▶ _RECORDED DATA_:
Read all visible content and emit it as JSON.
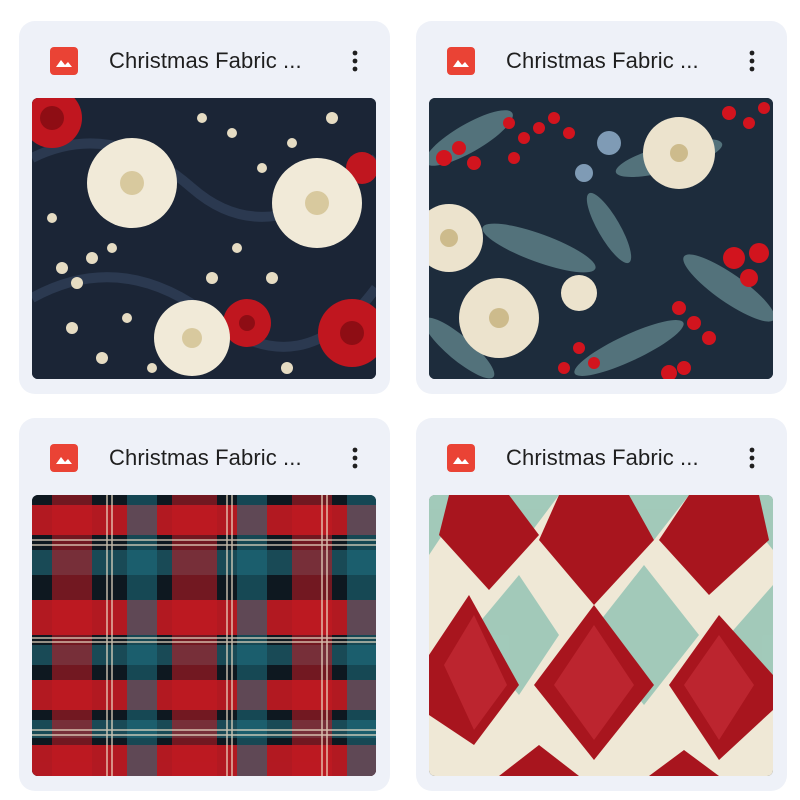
{
  "files": [
    {
      "name": "Christmas Fabric ...",
      "icon": "image-file-icon",
      "menu_icon": "more-vert-icon",
      "thumbnail": "floral-red-white-pattern"
    },
    {
      "name": "Christmas Fabric ...",
      "icon": "image-file-icon",
      "menu_icon": "more-vert-icon",
      "thumbnail": "berry-foliage-pattern"
    },
    {
      "name": "Christmas Fabric ...",
      "icon": "image-file-icon",
      "menu_icon": "more-vert-icon",
      "thumbnail": "red-teal-plaid-pattern"
    },
    {
      "name": "Christmas Fabric ...",
      "icon": "image-file-icon",
      "menu_icon": "more-vert-icon",
      "thumbnail": "red-cream-diamond-pattern"
    }
  ],
  "colors": {
    "card_background": "#eef1f8",
    "icon_red": "#ea4335",
    "text": "#1f1f1f"
  }
}
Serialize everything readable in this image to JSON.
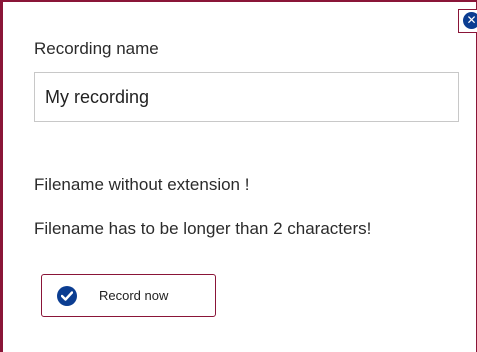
{
  "form": {
    "name_label": "Recording name",
    "name_value": "My recording",
    "messages": [
      "Filename without extension !",
      "Filename has to be longer than 2 characters!"
    ],
    "record_label": "Record now"
  },
  "icons": {
    "close": "close-icon",
    "record": "check-circle-icon"
  },
  "colors": {
    "border_accent": "#8a1538",
    "icon_blue": "#0b3d91"
  }
}
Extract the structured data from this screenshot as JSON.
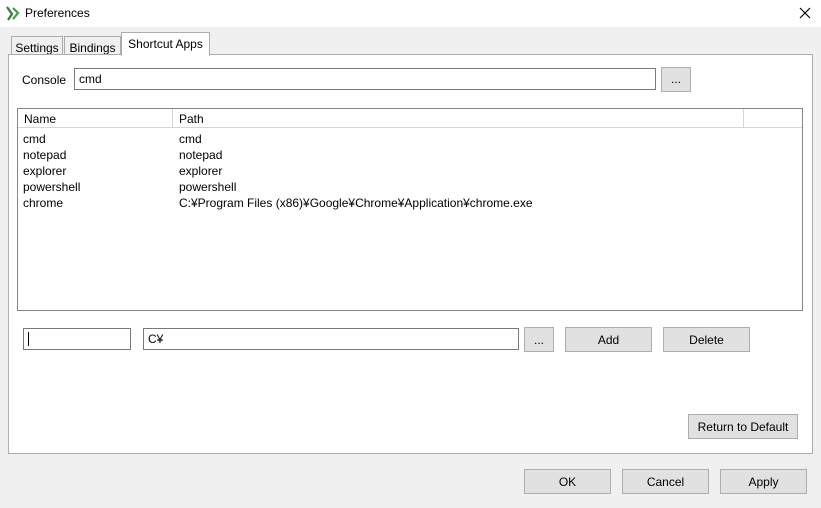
{
  "window": {
    "title": "Preferences"
  },
  "tabs": [
    {
      "label": "Settings"
    },
    {
      "label": "Bindings"
    },
    {
      "label": "Shortcut Apps"
    }
  ],
  "console": {
    "label": "Console",
    "value": "cmd",
    "browse_label": "..."
  },
  "table": {
    "columns": [
      "Name",
      "Path"
    ],
    "rows": [
      {
        "name": "cmd",
        "path": "cmd"
      },
      {
        "name": "notepad",
        "path": "notepad"
      },
      {
        "name": "explorer",
        "path": "explorer"
      },
      {
        "name": "powershell",
        "path": "powershell"
      },
      {
        "name": "chrome",
        "path": "C:¥Program Files (x86)¥Google¥Chrome¥Application¥chrome.exe"
      }
    ]
  },
  "editor": {
    "name_value": "",
    "path_value": "C¥",
    "browse_label": "...",
    "add_label": "Add",
    "delete_label": "Delete"
  },
  "return_default_label": "Return to Default",
  "footer": {
    "ok_label": "OK",
    "cancel_label": "Cancel",
    "apply_label": "Apply"
  },
  "icons": {
    "app": "app-logo-icon",
    "close": "close-icon"
  }
}
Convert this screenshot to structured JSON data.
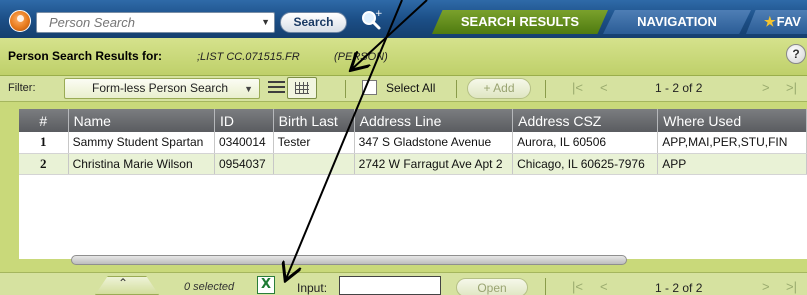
{
  "topbar": {
    "search_placeholder": "Person Search",
    "search_button": "Search",
    "tabs": [
      {
        "label": "SEARCH RESULTS"
      },
      {
        "label": "NAVIGATION"
      },
      {
        "label": "FAV"
      }
    ]
  },
  "results_header": {
    "label": "Person Search Results for:",
    "list_name": ";LIST CC.071515.FR",
    "type": "(PERSON)",
    "help": "?"
  },
  "toolbar": {
    "filter_label": "Filter:",
    "filter_value": "Form-less Person Search",
    "select_all": "Select All",
    "add_button": "+ Add",
    "pager": {
      "first": "|<",
      "prev": "<",
      "range": "1 - 2 of 2",
      "next": ">",
      "last": ">|"
    }
  },
  "table": {
    "columns": [
      "#",
      "Name",
      "ID",
      "Birth Last",
      "Address Line",
      "Address CSZ",
      "Where Used"
    ],
    "rows": [
      {
        "num": "1",
        "name": "Sammy Student Spartan",
        "id": "0340014",
        "birth_last": "Tester",
        "address": "347 S Gladstone Avenue",
        "csz": "Aurora, IL 60506",
        "where": "APP,MAI,PER,STU,FIN"
      },
      {
        "num": "2",
        "name": "Christina Marie Wilson",
        "id": "0954037",
        "birth_last": "",
        "address": "2742 W Farragut Ave Apt 2",
        "csz": "Chicago, IL 60625-7976",
        "where": "APP"
      }
    ]
  },
  "bottom": {
    "collapse": "⌃",
    "selected": "0 selected",
    "input_label": "Input:",
    "input_value": "",
    "open_button": "Open",
    "pager": {
      "first": "|<",
      "prev": "<",
      "range": "1 - 2 of 2",
      "next": ">",
      "last": ">|"
    }
  },
  "colors": {
    "topbar": "#1c4f87",
    "panel": "#c9d97a",
    "results_tab": "#5f8a18",
    "table_header": "#6b6d70",
    "annotation": "#000000"
  }
}
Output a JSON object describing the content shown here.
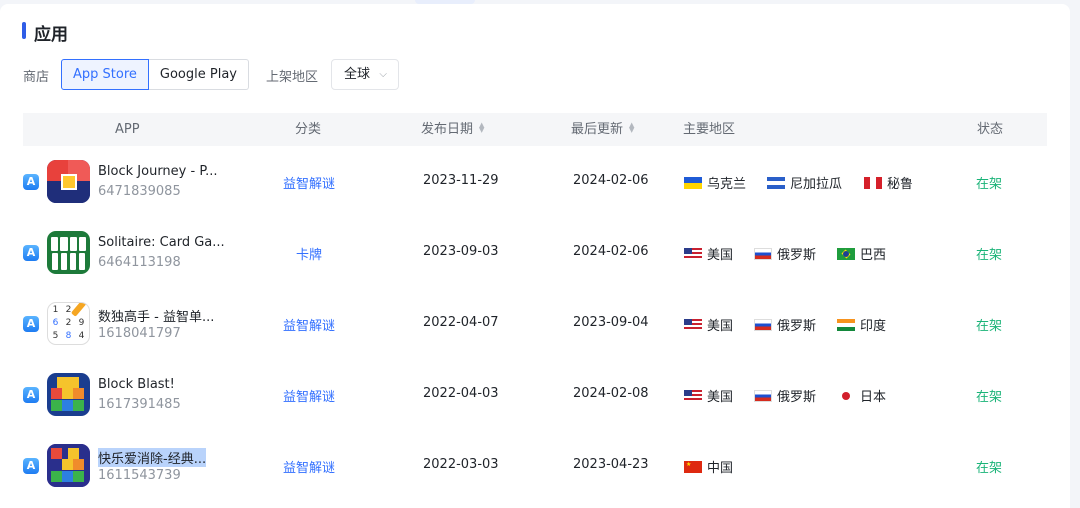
{
  "section": {
    "title": "应用"
  },
  "filters": {
    "store_label": "商店",
    "stores": [
      "App Store",
      "Google Play"
    ],
    "region_label": "上架地区",
    "region_value": "全球"
  },
  "table": {
    "headers": [
      "APP",
      "分类",
      "发布日期",
      "最后更新",
      "主要地区",
      "状态"
    ],
    "rows": [
      {
        "name": "Block Journey - P...",
        "id": "6471839085",
        "category": "益智解谜",
        "release": "2023-11-29",
        "updated": "2024-02-06",
        "regions": [
          "乌克兰",
          "尼加拉瓜",
          "秘鲁"
        ],
        "status": "在架"
      },
      {
        "name": "Solitaire: Card Ga...",
        "id": "6464113198",
        "category": "卡牌",
        "release": "2023-09-03",
        "updated": "2024-02-06",
        "regions": [
          "美国",
          "俄罗斯",
          "巴西"
        ],
        "status": "在架"
      },
      {
        "name": "数独高手 - 益智单...",
        "id": "1618041797",
        "category": "益智解谜",
        "release": "2022-04-07",
        "updated": "2023-09-04",
        "regions": [
          "美国",
          "俄罗斯",
          "印度"
        ],
        "status": "在架"
      },
      {
        "name": "Block Blast!",
        "id": "1617391485",
        "category": "益智解谜",
        "release": "2022-04-03",
        "updated": "2024-02-08",
        "regions": [
          "美国",
          "俄罗斯",
          "日本"
        ],
        "status": "在架"
      },
      {
        "name": "快乐爱消除-经典...",
        "id": "1611543739",
        "category": "益智解谜",
        "release": "2022-03-03",
        "updated": "2023-04-23",
        "regions": [
          "中国"
        ],
        "status": "在架"
      }
    ]
  },
  "colors": {
    "accent": "#3370ff",
    "status_green": "#1ab378",
    "title_bar": "#2f5de7"
  }
}
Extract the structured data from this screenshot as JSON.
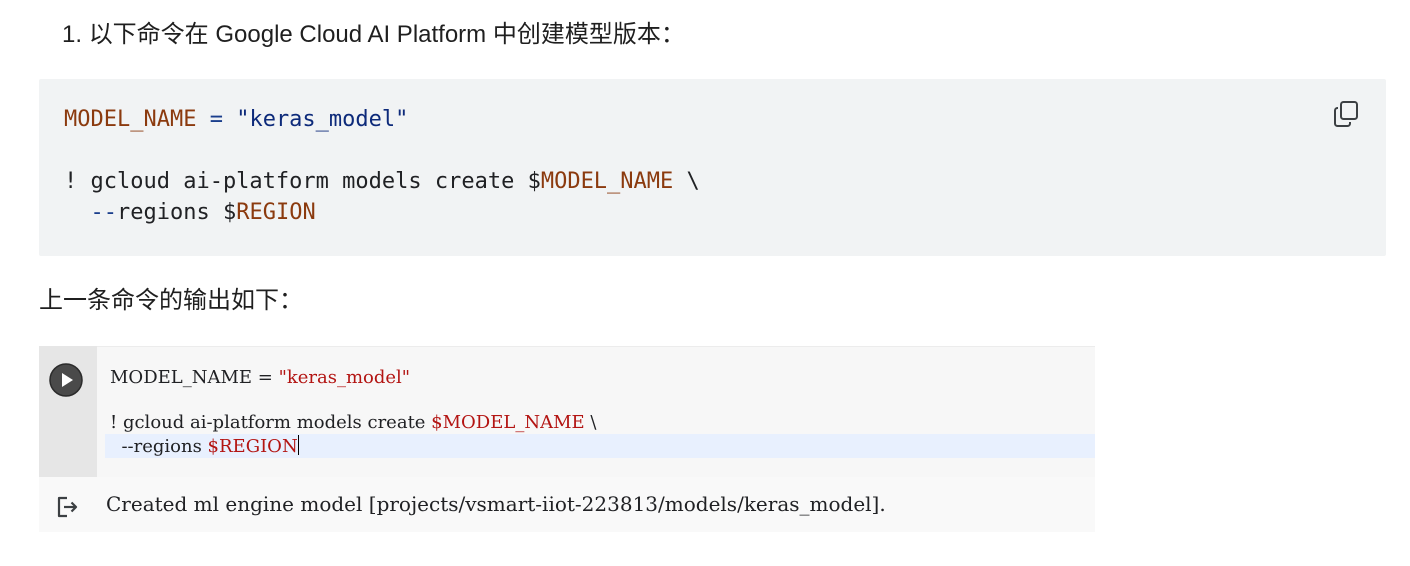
{
  "step": {
    "number": "1.",
    "text": "以下命令在 Google Cloud AI Platform 中创建模型版本："
  },
  "code_block": {
    "line1": {
      "var": "MODEL_NAME",
      "op": " = ",
      "str": "\"keras_model\""
    },
    "line3": {
      "prefix": "! gcloud ai-platform models create $",
      "var": "MODEL_NAME",
      "suffix": " \\"
    },
    "line4": {
      "indent": "  ",
      "flag": "--",
      "mid": "regions $",
      "var": "REGION"
    },
    "copy_icon": "copy-icon"
  },
  "caption": "上一条命令的输出如下：",
  "notebook": {
    "run_icon": "play-circle-icon",
    "line1": {
      "var": "MODEL_NAME",
      "op": " = ",
      "str": "\"keras_model\""
    },
    "line3": {
      "prefix": "! gcloud ai-platform models create ",
      "var": "$MODEL_NAME",
      "suffix": " \\"
    },
    "line4": {
      "prefix": "  --regions ",
      "var": "$REGION"
    },
    "output_icon": "output-arrow-icon",
    "output_text": "Created ml engine model [projects/vsmart-iiot-223813/models/keras_model]."
  },
  "colors": {
    "code_bg": "#f1f3f4",
    "code_var": "#8b3a0e",
    "code_str": "#0d2a7a",
    "nb_gutter": "#e6e6e6",
    "nb_accent": "#b31412",
    "active_line": "#e8f0fe"
  }
}
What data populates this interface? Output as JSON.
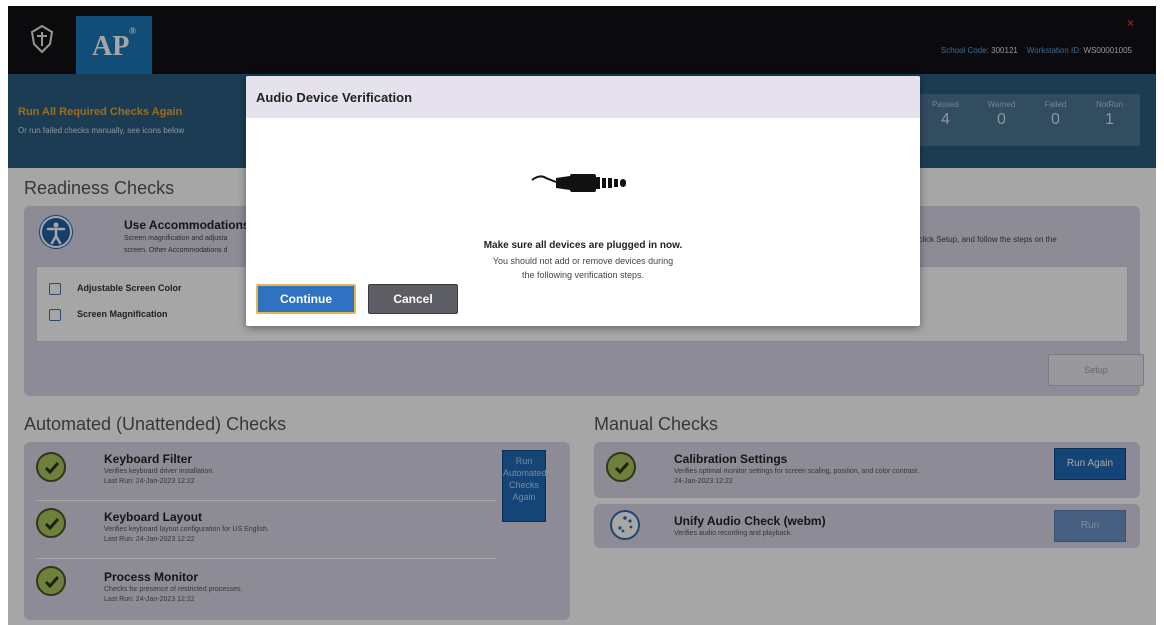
{
  "header": {
    "logo_text": "AP",
    "logo_mark": "®",
    "close_symbol": "×",
    "school_code_label": "School Code:",
    "school_code": "300121",
    "workstation_label": "Workstation ID:",
    "workstation_id": "WS00001005"
  },
  "banner": {
    "title": "Run All Required Checks Again",
    "subtitle": "Or run failed checks manually, see icons below",
    "counts": [
      {
        "label": "Passed",
        "value": "4"
      },
      {
        "label": "Warned",
        "value": "0"
      },
      {
        "label": "Failed",
        "value": "0"
      },
      {
        "label": "NotRun",
        "value": "1"
      }
    ]
  },
  "readiness": {
    "title": "Readiness Checks",
    "accommodations": {
      "title": "Use Accommodations",
      "desc_line1": "Screen magnification and adjusta",
      "desc_line2": "screen. Other Accommodations d",
      "desc_right": ", click Setup, and follow the steps on the"
    },
    "options": [
      {
        "label": "Adjustable Screen Color"
      },
      {
        "label": "Screen Magnification"
      }
    ],
    "setup_label": "Setup"
  },
  "automated": {
    "title": "Automated (Unattended) Checks",
    "run_button": [
      "Run",
      "Automated",
      "Checks",
      "Again"
    ],
    "items": [
      {
        "title": "Keyboard Filter",
        "desc": "Verifies keyboard driver installation.",
        "date": "Last Run: 24-Jan-2023 12:22"
      },
      {
        "title": "Keyboard Layout",
        "desc": "Verifies keyboard layout configuration for US English.",
        "date": "Last Run: 24-Jan-2023 12:22"
      },
      {
        "title": "Process Monitor",
        "desc": "Checks for presence of restricted processes.",
        "date": "Last Run: 24-Jan-2023 12:22"
      }
    ]
  },
  "manual": {
    "title": "Manual Checks",
    "items": [
      {
        "title": "Calibration Settings",
        "desc": "Verifies optimal monitor settings for screen scaling, position, and color contrast.",
        "date": "24-Jan-2023 12:22",
        "button": "Run Again"
      },
      {
        "title": "Unify Audio Check (webm)",
        "desc": "Verifies audio recording and playback.",
        "button": "Run"
      }
    ]
  },
  "modal": {
    "title": "Audio Device Verification",
    "message_bold": "Make sure all devices are plugged in now.",
    "message_line2": "You should not add or remove devices during",
    "message_line3": "the following verification steps.",
    "continue_label": "Continue",
    "cancel_label": "Cancel"
  },
  "colors": {
    "header_bg": "#111115",
    "banner_bg": "#2a5d80",
    "banner_title": "#f2a72b",
    "panel_bg": "#d9d6e5",
    "primary_button": "#2f72c2",
    "check_green": "#a9c55c"
  }
}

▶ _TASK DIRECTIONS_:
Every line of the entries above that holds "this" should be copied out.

▶ _WRITTEN ANSWER_:
Serialize everything readable in this image to JSON.
Extract the structured data from this screenshot as JSON.
Convert this screenshot to structured JSON data.
Extract the structured data from this screenshot as JSON.
What data populates this interface? Output as JSON.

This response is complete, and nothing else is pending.